━━━━━ Source data ━━━━━
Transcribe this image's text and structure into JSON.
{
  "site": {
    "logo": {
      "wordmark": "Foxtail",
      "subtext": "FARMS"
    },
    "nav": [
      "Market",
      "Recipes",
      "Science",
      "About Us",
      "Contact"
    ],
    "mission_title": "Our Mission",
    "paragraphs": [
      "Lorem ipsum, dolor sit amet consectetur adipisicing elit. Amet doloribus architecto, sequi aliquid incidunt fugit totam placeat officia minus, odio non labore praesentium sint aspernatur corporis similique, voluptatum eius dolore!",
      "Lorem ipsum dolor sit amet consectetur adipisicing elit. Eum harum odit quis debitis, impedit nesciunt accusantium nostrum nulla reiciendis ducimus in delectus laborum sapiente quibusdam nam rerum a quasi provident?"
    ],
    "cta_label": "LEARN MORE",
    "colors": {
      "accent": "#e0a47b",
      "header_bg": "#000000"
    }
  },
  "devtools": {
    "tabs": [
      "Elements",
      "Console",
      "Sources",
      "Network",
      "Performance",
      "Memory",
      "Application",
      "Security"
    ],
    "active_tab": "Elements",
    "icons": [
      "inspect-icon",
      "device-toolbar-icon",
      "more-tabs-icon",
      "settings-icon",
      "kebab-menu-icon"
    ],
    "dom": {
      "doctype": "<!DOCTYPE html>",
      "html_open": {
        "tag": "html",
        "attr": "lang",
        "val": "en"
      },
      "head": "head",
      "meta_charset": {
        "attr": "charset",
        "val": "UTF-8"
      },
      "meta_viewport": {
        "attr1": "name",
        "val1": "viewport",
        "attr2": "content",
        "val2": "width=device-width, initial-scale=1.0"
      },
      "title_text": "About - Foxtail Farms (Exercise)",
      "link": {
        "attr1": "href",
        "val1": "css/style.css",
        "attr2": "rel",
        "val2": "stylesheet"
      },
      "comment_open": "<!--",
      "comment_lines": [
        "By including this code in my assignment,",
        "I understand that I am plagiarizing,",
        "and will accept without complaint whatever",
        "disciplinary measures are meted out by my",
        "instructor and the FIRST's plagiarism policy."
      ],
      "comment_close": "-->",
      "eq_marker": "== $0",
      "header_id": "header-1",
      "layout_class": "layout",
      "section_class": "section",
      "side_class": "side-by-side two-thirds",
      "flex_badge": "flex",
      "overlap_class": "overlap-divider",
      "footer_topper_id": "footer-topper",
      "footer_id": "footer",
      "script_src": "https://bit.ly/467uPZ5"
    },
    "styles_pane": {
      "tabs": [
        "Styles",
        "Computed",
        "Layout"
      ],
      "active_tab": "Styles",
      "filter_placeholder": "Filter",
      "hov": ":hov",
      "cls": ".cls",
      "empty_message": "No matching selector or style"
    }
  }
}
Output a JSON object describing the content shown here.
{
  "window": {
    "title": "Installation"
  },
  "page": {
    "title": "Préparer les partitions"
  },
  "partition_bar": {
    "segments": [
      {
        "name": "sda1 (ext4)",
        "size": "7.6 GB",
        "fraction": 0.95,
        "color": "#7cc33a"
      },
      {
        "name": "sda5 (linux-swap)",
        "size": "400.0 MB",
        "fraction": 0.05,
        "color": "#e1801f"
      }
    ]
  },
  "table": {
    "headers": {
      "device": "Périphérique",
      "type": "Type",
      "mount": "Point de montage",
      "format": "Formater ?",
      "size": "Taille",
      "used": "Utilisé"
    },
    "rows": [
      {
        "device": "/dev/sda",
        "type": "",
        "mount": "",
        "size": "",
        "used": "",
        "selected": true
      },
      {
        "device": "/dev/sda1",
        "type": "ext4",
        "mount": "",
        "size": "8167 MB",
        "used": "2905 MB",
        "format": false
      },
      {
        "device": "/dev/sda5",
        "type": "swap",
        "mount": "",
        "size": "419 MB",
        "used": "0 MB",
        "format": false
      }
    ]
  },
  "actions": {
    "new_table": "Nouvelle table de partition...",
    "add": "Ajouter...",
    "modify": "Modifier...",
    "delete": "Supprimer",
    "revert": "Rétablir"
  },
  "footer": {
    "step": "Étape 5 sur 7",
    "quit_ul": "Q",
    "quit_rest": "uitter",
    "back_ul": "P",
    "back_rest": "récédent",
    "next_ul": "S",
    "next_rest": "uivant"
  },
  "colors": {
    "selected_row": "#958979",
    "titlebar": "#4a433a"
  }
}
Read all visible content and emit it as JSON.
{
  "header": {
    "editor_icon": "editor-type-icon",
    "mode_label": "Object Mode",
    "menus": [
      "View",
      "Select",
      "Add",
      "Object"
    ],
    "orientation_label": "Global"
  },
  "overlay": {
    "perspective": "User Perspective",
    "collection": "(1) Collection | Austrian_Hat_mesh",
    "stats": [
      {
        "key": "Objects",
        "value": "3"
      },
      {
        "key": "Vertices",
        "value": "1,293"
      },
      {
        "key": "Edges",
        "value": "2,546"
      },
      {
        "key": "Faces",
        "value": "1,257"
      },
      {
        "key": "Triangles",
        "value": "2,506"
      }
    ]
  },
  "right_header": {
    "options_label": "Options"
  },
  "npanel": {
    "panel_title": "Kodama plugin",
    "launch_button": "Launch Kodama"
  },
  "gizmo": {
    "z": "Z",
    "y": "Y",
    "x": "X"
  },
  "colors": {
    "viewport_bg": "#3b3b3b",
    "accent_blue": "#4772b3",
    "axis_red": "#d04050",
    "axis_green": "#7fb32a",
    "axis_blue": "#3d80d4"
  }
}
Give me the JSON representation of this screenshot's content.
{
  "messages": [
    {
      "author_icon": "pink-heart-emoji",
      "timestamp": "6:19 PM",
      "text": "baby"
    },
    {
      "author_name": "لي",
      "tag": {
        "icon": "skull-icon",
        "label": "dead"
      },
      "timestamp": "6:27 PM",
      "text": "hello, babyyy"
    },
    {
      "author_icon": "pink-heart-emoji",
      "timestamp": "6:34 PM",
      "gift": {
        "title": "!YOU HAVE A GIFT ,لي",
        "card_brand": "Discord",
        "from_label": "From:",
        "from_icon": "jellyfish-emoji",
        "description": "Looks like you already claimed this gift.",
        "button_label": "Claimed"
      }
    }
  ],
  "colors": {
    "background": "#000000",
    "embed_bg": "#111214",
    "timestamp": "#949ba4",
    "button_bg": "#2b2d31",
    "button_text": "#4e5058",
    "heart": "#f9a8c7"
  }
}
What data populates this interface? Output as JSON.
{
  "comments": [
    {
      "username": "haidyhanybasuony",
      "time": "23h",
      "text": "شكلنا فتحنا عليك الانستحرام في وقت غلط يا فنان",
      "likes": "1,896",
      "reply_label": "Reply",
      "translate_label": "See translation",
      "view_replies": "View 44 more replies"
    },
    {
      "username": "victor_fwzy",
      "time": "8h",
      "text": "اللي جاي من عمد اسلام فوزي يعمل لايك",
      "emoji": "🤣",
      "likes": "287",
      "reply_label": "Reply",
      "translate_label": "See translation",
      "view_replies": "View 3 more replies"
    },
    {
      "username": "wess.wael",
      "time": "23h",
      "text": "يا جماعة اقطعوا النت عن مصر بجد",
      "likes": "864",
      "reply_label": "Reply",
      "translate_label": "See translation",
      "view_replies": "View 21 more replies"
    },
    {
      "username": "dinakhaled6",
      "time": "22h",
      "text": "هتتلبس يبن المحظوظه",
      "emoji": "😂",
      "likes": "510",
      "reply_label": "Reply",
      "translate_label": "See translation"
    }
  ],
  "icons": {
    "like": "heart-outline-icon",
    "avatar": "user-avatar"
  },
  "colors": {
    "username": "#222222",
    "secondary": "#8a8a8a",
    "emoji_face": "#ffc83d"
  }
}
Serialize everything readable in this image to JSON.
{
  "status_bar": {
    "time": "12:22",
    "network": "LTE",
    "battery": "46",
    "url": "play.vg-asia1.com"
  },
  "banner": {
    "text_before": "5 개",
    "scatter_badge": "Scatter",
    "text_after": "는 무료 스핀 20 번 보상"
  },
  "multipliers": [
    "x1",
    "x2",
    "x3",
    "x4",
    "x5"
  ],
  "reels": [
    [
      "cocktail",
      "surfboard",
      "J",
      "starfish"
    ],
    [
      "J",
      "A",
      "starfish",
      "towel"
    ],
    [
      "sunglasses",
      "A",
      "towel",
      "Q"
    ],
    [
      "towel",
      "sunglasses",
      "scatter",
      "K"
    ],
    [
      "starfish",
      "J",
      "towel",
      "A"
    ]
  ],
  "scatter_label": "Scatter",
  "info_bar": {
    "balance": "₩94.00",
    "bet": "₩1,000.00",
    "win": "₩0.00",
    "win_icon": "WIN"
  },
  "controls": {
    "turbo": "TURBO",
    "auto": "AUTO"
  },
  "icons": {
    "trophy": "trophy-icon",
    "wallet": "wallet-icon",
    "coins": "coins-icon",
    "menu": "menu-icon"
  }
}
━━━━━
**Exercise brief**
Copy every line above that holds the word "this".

**Written solution**
Transcribe this image's text and structure into JSON.
        "By including this code in my assignment,",
Give me the JSON representation of this screenshot's content.
        "description": "Looks like you already claimed this gift.",
What data populates this interface? Output as JSON.
Serialize everything readable in this image to JSON.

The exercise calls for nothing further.